Our month long celebration of local history is over for another year. In May, National Historical Preservation month, we highlight local history during a series of programs we call WOW—Weber on Wednesday. The programs honor Iowa City’s unofficial historian, the late Irving B. Weber.
This year we heard about historical gardens, beer caves, food history (oyster bars galore, who knew!), corner grocery stores, downtown Iowa City, and early Coralville. We also hope to encourage interest in local history and get people involved in preserving and researching. We offered special scanning days to allow people to use professional grade scanners to digitize documents and solicit items for our Digital History Project.

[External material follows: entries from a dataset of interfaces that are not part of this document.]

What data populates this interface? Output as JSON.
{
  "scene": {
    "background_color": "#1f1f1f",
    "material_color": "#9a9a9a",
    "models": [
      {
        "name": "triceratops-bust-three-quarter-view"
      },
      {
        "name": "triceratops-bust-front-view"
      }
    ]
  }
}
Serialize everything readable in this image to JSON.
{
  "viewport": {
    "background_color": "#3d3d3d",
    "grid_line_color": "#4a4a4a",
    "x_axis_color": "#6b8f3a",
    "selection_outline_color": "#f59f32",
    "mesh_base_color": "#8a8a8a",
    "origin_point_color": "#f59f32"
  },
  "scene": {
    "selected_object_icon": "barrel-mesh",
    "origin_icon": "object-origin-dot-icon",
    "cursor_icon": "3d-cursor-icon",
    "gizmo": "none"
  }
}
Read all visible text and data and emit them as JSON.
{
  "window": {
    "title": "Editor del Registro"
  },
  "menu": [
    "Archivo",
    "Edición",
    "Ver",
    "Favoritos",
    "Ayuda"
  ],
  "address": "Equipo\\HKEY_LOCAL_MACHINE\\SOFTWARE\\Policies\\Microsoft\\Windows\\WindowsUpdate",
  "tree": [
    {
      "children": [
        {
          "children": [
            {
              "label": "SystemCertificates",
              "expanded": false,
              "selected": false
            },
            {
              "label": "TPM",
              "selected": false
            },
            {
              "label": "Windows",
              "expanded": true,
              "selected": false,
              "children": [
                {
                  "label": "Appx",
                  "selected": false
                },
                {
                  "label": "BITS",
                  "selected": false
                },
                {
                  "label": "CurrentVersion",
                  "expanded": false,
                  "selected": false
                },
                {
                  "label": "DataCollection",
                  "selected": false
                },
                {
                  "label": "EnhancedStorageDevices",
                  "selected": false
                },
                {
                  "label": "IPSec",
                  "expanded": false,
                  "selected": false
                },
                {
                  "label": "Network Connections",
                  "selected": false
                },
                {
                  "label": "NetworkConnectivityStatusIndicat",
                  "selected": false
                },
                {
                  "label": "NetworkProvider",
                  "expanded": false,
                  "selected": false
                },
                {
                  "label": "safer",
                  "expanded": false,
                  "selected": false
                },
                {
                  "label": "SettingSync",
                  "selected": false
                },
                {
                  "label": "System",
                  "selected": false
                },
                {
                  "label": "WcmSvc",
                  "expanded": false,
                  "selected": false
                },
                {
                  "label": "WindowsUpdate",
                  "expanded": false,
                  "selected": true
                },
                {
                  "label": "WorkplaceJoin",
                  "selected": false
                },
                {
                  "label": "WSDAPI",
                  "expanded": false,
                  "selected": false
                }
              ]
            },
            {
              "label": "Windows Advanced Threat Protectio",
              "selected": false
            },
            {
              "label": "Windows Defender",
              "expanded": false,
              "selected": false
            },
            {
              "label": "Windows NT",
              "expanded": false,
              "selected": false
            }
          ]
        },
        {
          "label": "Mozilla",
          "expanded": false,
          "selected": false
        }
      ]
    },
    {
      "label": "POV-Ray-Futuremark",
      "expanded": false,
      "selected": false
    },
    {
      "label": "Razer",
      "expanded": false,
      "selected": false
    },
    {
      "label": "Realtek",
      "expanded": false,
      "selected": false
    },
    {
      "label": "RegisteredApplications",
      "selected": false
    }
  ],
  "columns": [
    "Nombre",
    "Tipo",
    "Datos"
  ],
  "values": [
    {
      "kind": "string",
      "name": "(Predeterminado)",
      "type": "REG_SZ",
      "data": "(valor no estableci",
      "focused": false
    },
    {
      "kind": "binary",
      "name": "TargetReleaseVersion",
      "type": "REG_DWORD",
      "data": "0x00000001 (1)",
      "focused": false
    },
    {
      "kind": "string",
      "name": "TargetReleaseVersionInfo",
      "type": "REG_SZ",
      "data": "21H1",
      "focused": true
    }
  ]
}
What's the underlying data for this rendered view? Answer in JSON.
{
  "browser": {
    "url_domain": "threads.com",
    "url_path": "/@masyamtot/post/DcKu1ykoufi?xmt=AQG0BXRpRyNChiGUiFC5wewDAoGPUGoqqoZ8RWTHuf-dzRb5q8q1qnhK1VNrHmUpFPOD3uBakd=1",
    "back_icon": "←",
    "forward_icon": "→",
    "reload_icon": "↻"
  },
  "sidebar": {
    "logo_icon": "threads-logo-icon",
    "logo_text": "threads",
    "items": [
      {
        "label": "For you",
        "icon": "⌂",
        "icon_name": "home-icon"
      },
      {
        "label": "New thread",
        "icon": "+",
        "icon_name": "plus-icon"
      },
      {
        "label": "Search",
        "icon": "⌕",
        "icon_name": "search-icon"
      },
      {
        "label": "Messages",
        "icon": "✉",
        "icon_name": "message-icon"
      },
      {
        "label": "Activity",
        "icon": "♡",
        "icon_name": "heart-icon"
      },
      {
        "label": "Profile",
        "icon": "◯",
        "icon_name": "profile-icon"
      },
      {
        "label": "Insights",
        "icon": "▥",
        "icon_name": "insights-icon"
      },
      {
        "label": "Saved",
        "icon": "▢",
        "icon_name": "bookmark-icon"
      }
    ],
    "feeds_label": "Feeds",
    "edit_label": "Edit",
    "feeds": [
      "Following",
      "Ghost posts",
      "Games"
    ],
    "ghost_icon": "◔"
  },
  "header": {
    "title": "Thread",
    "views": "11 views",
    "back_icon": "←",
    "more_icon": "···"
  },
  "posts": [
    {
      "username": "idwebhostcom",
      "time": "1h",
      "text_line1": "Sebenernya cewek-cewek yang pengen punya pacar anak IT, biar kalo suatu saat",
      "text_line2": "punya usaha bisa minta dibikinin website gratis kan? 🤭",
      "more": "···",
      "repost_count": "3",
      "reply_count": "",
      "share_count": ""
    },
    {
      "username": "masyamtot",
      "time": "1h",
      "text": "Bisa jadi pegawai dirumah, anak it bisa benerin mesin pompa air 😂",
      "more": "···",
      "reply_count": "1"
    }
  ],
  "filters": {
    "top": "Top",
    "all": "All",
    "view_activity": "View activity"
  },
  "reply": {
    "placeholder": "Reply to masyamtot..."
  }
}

Of all the programs this year the one that most imbodies the spirit of Irving Weber was a presentation by the 6th grade girls of Helen Lemme school who visited the University of Iowa Women’s Archives, the State Historical Society Library and the Iowa City Public Library to research their school’s namesake, Helen Lemme. They presented their finding at a WOW program and also shared it with the governor this week. Their research and work reflects that our history is for everyone – not just scholars.
Many people are concerned about access to the records that make this and future research possible. The Iowa Department of Cultural Affairs which oversees all the state’s arts and cultural programs, including state historical libraries in Des Moines and Iowa City, has reduced hours at both facilities to just three days a week. The Iowa City State Historical Society of Iowa had a staff of 20 in 2000, as of July 1, they will have two.
University of Iowa associate professor of history and geography, Tyler Priest, has focused well deserved attention on concerns regarding access to the historical documents housed in the Iowa City Centennial Building. His perspective is as teacher and a scholar. The issues he raises affect all Iowans. We are all “citizen historians,” just like Irving Weber. All of us who care about the history of our state need to educate ourselves about the situation and follow up on the consultants’ report due out in about a month that the DCA has commissioned.
Currently, the DCA is gathering feedback on how historical collections in Des Moines and Iowa City are used. If you are interested please complete the survey:
<http://r20.rs6.net/tn.jsp?e=001YdNu7DMwVzH4raGEeYA-8Z1fTPY4vdfIwNOxhkrQkRkTnKZQtM7HP4WdOpXAWYi4MCdl_zCjI_MXkpeh_oKMPZo6pe4-_N2I9mkRPp2q-22a1dNUETjMOt6QqaTmoULR3ywLPt4k76SbyFs5xX9kcQ==> now through Tuesday, June 30. It will take approximately 10 minutes or less to complete.
Irving B Weber would thank you for your interest!